from the midsummer-2045 dept.
Hugh Pickens writes "Richard Anderson reports on BBC that despite stringent carbon emissions targets in Europe designed to slow global warming and massive investment in renewable energy in China, coal, the dirtiest and most polluting of all the major fossil fuels, is making a comeback with production up 6% over 2010, twice the rate of increase of gas and more than four times that of oil. 'What is going on is a shift from nuclear power to coal and from gas to coal; this is the worst thing you could do, from a climate change perspective,' says Dieter Helm. Why the shift back to coal? Because coal is cheap, and getting cheaper all the time. Due to the economic downturn, there has been a 'collapse in industrial demand for energy,' leading to an oversupply of coal, pushing the price down. Meanwhile China leads the world in coal production and consumption. It mines over 3 billion tons of coal a year, three times more than the next-biggest producer (America), and last year overtook Japan to become the world's biggest coal importer. Although China is spending massive amounts of money on a renewable energy but even this will not be able to keep up with demand, meaning fossil fuels will continue to make up the majority of the overall energy mix for the foreseeable future and when it comes to fossil fuels, coal is the easy winner — it is generally easier and cheaper to mine, and easier to transport using existing infrastructure such as roads and rail, than oil or gas. While China is currently running half a dozen carbon capture and storage (CCS) projects — which aim to capture CO2 emissions from coal plants and bury it underground — the technology is nowhere near commercial viability. 'Renewed urgency in developing CCS globally, alongside greater strides in increasing renewable energy capacity, is desperately needed,' writes Anderson, 'but Europe's increasing reliance on coal without capturing emissions is undermining its status as a leader in clean energy, and therefore global efforts to reduce CO2 emissions.'"
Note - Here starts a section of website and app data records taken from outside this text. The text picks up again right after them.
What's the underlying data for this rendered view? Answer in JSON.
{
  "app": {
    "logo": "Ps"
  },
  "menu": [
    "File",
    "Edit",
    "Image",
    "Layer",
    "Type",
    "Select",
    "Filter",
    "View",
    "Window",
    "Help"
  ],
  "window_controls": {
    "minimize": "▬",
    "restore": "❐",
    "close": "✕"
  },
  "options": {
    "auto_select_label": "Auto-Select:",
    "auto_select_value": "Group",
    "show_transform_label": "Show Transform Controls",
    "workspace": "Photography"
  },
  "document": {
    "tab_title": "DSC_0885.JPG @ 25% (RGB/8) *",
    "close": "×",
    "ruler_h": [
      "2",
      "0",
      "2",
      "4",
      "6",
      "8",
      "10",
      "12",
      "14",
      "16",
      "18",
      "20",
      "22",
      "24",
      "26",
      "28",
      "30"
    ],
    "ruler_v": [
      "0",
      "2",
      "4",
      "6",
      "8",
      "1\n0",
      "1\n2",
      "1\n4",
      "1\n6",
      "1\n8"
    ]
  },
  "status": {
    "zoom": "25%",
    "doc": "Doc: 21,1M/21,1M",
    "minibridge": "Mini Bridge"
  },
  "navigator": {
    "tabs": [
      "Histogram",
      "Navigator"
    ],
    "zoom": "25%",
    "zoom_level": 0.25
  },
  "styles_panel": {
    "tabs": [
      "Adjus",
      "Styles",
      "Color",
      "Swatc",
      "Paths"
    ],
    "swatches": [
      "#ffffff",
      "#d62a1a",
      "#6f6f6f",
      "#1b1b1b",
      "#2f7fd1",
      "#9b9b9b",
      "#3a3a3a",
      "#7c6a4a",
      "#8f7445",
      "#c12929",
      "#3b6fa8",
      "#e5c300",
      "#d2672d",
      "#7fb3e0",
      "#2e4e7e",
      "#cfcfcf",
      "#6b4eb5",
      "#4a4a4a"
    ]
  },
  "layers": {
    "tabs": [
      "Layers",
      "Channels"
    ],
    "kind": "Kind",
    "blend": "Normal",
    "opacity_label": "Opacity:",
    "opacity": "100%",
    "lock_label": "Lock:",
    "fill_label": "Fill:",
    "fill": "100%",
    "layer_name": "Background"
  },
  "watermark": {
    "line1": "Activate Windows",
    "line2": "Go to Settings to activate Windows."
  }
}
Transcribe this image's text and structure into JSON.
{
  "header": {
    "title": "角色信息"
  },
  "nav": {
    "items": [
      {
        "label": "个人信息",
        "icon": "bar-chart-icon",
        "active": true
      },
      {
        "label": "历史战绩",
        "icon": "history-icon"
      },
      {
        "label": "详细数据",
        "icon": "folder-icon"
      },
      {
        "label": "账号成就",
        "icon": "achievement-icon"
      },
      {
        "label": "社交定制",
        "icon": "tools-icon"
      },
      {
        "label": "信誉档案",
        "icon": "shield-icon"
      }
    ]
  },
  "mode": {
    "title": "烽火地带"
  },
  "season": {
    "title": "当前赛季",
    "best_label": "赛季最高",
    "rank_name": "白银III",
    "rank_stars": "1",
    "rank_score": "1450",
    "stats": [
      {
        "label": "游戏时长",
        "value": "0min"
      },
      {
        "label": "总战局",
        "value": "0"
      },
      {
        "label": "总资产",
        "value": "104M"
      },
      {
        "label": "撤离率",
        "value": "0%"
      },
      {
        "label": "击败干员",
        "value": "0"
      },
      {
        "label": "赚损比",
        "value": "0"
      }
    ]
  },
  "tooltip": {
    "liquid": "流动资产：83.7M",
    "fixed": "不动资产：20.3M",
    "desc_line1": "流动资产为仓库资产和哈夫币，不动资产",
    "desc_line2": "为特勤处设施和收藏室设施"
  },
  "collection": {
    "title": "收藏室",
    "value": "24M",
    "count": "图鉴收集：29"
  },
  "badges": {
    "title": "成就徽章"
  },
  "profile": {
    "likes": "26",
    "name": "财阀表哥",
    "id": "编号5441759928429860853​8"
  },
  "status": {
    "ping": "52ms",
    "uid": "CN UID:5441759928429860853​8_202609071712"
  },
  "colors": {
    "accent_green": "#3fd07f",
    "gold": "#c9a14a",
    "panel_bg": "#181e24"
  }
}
"Card readers? We don't need no stinking card readers."
-- Peter da Silva (at the National Academy of Sciencies, 1965, in a
particularly vivid fantasy)